You won’t find many last-minute finishes like Kentucky and Auburn had Saturday on the Plains.

With Kentucky clinging to a two-point lead, Tigers guard Jared Harper drilled a contested three-ball over Ashton Hagans, giving Auburn an 80-79 lead with the arena erupting and seemingly caving in on the young Wildcats.

But Kentucky would get the lead back after Tyler Herro was fouled on the other end and hit both free throws, which allowed the Wildcats to escape with an 82-80 win.

However, Auburn tried to prevent Kentucky from having a chance to win the game with a flop.

After the Harper shot, as Kentucky was going down the court, Tigers guard Bryce Brown appears to attempt to draw an offensive foul on Reid Travis, which would have given Auburn the ball with a one-point lead with under 30 seconds, likely ensuring they would go on to win.

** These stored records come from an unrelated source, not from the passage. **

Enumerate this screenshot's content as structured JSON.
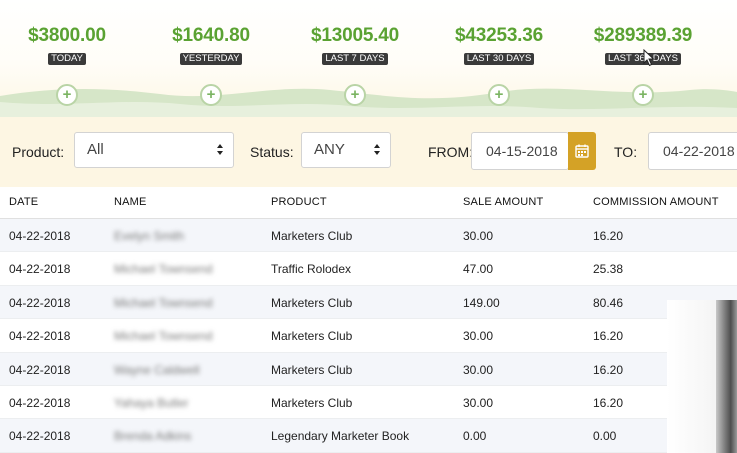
{
  "stats": [
    {
      "amount": "$3800.00",
      "label": "TODAY"
    },
    {
      "amount": "$1640.80",
      "label": "YESTERDAY"
    },
    {
      "amount": "$13005.40",
      "label": "LAST 7 DAYS"
    },
    {
      "amount": "$43253.36",
      "label": "LAST 30 DAYS"
    },
    {
      "amount": "$289389.39",
      "label": "LAST 365 DAYS"
    }
  ],
  "filters": {
    "product_label": "Product:",
    "product_value": "All",
    "status_label": "Status:",
    "status_value": "ANY",
    "from_label": "FROM:",
    "from_value": "04-15-2018",
    "to_label": "TO:",
    "to_value": "04-22-2018"
  },
  "table": {
    "columns": [
      "DATE",
      "NAME",
      "PRODUCT",
      "SALE AMOUNT",
      "COMMISSION AMOUNT"
    ],
    "rows": [
      {
        "date": "04-22-2018",
        "name": "Evelyn Smith",
        "product": "Marketers Club",
        "sale": "30.00",
        "commission": "16.20"
      },
      {
        "date": "04-22-2018",
        "name": "Michael Townsend",
        "product": "Traffic Rolodex",
        "sale": "47.00",
        "commission": "25.38"
      },
      {
        "date": "04-22-2018",
        "name": "Michael Townsend",
        "product": "Marketers Club",
        "sale": "149.00",
        "commission": "80.46"
      },
      {
        "date": "04-22-2018",
        "name": "Michael Townsend",
        "product": "Marketers Club",
        "sale": "30.00",
        "commission": "16.20"
      },
      {
        "date": "04-22-2018",
        "name": "Wayne Caldwell",
        "product": "Marketers Club",
        "sale": "30.00",
        "commission": "16.20"
      },
      {
        "date": "04-22-2018",
        "name": "Yahaya Butler",
        "product": "Marketers Club",
        "sale": "30.00",
        "commission": "16.20"
      },
      {
        "date": "04-22-2018",
        "name": "Brenda Adkins",
        "product": "Legendary Marketer Book",
        "sale": "0.00",
        "commission": "0.00"
      }
    ]
  },
  "colors": {
    "amount_green": "#5aa232",
    "calendar_gold": "#d4a226",
    "filter_bg": "#fdf6e3"
  },
  "icons": {
    "expand": "plus-circle-icon",
    "calendar": "calendar-icon",
    "select": "sort-caret-icon"
  }
}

Travis doesn’t appear to exert any force on Brown, who falls backward as if Travis pushed off.

Now, it’s possible that Brown simply tripped, but the way he falls backward makes it really appear he was trying to sell a foul.

While it was a flop, there was contact between Travis and Brown, so at game speed, it may have looked like an offensive foul to the refs.

But the real key here is how Brown falling down actually helped Herro get behind the defense and get fouled before getting an easy layup. Because Brown went down, that led to Harper switching to Travis, which left Herro unguarded with a clear path to the basket.

Another thing the flop did was cause forward Horace Spencer to help Brown up instead of getting back to the rim. Had Brown not flopped, Spencer is probably in the paint and can at least contest Herro’s shot.

To his credit, Brown had nearly won Auburn the game before the play, as he scored 25 of his 28 points in the second half. He was 7/7 from the field and 5/5 from deep in the second half, which helped fuel the Tiger’s 53 second-half points that almost rallied them to victory.

Brown was nearly the difference in the win from just his offensive output, but he tried to steal the game with a flop that thankfully wasn’t called.

While you’d like to think the officials are competent enough to see it wasn’t a foul, they can’t even determine what a flagrant foul is after reviewing it on a monitor.